Yes, I do. I’ve always had a heart for Africa and children. I actually wrote about this in my graduate school applications, and I thought “Alright, I’m going to write about Ghana because that’s my heart”. Everyone always says “I want to go back, I want to go back”, and yes I do, but I want to have the means to help the kids that I want to help before I go back.
How was Seth and the rest of the staff?
Seth was great! When we got there on the first day, he had us come to his house and sit on his front porch. He wanted to tell us about the organization and how things are run. Afterwards, Jordyn and I, the girl I travelled with, walked back and were like “ok we’re in the right spot, this is right, this is exactly where we’re supposed to be.” And the people that you meet have the same kind of heart. Most people that I would tell I was going to Africa during the summer were like “why?” And I was like “what do you mean why? That’s what I want, that’s my heart!”
One thing I do have to say, when I was there I didn’t do any of the public health stuff, but I was involved with it a lot. The girl that I was travelling with has really intense migraines and she ended up getting typhoid while she was there, which was crazy. But Chief was awesome with her! Also, just being able to take the kids to the care center if they needed malaria medicine or anything like that was really helpful. So that was definitely a good experience, and one you wouldn’t think would be a good experience.
Had you done any travelling before you went or was this your first experience?
It was my first trip on my own. I had done travelling up in Canada and Mexico, and my family and I went to Vietnam in 2009 and 2010. My aunt had lived there for two years, so we went and visited her for a while.
Did you do any day trips?
We did Cape Coast the first weekend and then we did Wli falls, which was kind of crazy because it was right after the eleven other volunteers had come in. They wanted to do it and I was like “yes!” I love to hike, I love all that kind of stuff, but Jordyn didn’t want to go. She stayed with people that didn’t want to go at the house, and I took myself and nine others to the falls. I somehow took the ropes and figured out how to get there. The other girls had just gotten there and didn’t know anything yet, so it was kind of crazy and scary, but then great at the same time. It was something new and kind of scary, which made it kind of cool. We also went down to Sunflower, and then we went to the mall, especially when Jordyn was sick so I could get her food that she was used to. But that was most of the travel that we did.
How did you cope with the experience of actually being in Africa?
Water. I made sure I was very hydrated all the time. But to cope with things, with just living in a different place for a while, I definitely had to make sure that I had time just to myself after lunch. I used this just to kind of reflect and just do me for a little so that I could give to the kids more, because otherwise I’d just be totally wound down. But for food and housing and that kind of thing, everything was good! I didn’t have to worry about any of that, or safety, or anything like that.
What would be your advice to people who are looking into going into Ghana? Why should they choose Ghana over somewhere else?

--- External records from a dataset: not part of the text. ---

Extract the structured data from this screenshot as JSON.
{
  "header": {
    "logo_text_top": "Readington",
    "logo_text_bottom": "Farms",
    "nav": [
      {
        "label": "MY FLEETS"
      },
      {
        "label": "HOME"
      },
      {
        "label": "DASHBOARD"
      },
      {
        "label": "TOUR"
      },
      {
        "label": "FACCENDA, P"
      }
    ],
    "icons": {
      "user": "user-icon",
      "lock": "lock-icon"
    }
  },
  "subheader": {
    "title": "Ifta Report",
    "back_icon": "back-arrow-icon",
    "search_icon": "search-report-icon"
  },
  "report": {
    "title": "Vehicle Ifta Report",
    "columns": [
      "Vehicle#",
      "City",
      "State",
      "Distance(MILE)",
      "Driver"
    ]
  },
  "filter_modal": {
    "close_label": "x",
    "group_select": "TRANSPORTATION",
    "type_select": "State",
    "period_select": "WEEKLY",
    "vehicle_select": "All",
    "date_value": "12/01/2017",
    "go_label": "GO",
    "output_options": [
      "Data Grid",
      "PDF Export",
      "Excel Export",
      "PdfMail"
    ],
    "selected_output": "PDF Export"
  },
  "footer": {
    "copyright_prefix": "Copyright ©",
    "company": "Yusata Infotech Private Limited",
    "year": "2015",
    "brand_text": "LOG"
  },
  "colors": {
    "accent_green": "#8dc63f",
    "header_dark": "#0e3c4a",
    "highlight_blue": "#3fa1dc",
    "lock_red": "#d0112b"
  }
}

It’s beautiful! I’ve never seen so much joy in a group of people. It’s strictly joy, and it’s not because of anything manmade or physical, it’s literally just who they are. You look at these faces and you look at these people and you’re just like “I want that! Whatever you have, I want that joy.” I want to go everywhere in the world, I want to travel everywhere and do everything. And I never really thought that I would go back, I thought I would just do it and move along. But I definitely, at some point in my life, want to go back. And it was for the people, it was definitely for the people.
To learn more about our programs in Ghana, click here.